The Times says the USA delegation opposed the measure, which was widely expected to be adopted. Another section called on countries to restrict promotion of food products that could have harmful effects on children.
Threats to end vital U.S. military aid and punishing trade measures forced the Ecuador delegates to drop out. Nevertheless, the USA delegation sought to wear down the other participants through procedural maneuvers in a series of meetings that stretched on for two days, an unexpectedly long period.
As with much media coverage of the Trump administration, The New York Times' extremely negative story elided crucial facts, was based on anonymous sources, and contained false information.
Between 21 and 26 May 2018, the World Health Organization (WHO) held their 71st World Health Assembly, which is attended by delegates from all WHO member state and serves as that organization's primary decision-making body.
The American Academy of Pediatrics recommends that babies be breastfed for at least six months, but also noted that those younger than that "get everything they need from breast milk or formula". What is at stake: breastfeeding saves women and children's lives. The proposal was controversial even in the Obama administration.
The president's tweet was a direct response to an article published by The New York Times on Sunday, titled "U.S. Opposition to Breast-Feeding Resolution Stuns World Health Officials." . "002.pdf" target="_blank">revisit the issue of limiting the marketing of non-breastmilk options for mothers, reopening some of the contentious debates from 2016.
In the end, the Americans' efforts were mostly unsuccessful.
But it's not the first time the Trump administration has gone head-to-head with WHO.

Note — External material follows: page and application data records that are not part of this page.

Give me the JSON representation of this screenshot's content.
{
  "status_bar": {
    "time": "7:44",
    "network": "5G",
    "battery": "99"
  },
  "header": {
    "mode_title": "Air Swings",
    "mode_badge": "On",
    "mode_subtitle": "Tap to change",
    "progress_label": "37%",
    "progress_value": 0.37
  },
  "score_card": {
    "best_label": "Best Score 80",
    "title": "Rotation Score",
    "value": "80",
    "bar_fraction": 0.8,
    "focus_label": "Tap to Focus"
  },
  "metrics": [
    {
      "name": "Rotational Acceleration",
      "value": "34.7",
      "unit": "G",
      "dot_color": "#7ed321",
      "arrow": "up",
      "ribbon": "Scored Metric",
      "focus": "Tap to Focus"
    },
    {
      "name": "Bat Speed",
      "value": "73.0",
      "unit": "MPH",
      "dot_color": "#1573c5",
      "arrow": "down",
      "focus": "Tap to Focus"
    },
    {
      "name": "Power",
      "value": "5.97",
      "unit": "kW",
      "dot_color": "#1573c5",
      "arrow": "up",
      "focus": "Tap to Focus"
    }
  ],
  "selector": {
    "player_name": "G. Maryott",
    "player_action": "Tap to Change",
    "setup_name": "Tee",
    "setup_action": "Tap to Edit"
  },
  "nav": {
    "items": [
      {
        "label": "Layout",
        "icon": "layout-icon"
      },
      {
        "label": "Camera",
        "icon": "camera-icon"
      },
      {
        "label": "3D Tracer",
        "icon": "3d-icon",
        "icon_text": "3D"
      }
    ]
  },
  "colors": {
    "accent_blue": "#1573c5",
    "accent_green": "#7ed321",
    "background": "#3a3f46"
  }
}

Elisabeth Sterken, director of the Infant Feeding Action Coalition in Canada, said four decades of research have established the importance of breast milk, which provides essential nutrients as well as hormones and antibodies that protect newborns against infectious disease. So when United States representatives launched their surprise attack, the world could only read it as open support for the $70 billion formula industry, whose sales have been tapering off.
The United States tried to stop a pro-breastfeeding resolution at the United Nations, but ultimately failed. U.S. officials also threatened to cut World Health Organization funding. But that doesn't mean that they oppose exclusive breastfeeding or its encouragement.
A report in a prominent US newspaper Sunday said the United States bullied and threatened nations in an effort to water down a World Health Assembly resolution supporting breastfeeding.
In a statement sent to the NYT, the Department of Health and Human Services said the resolution "placed unnecessary hurdles for mothers seeking to provide nutrition to their children".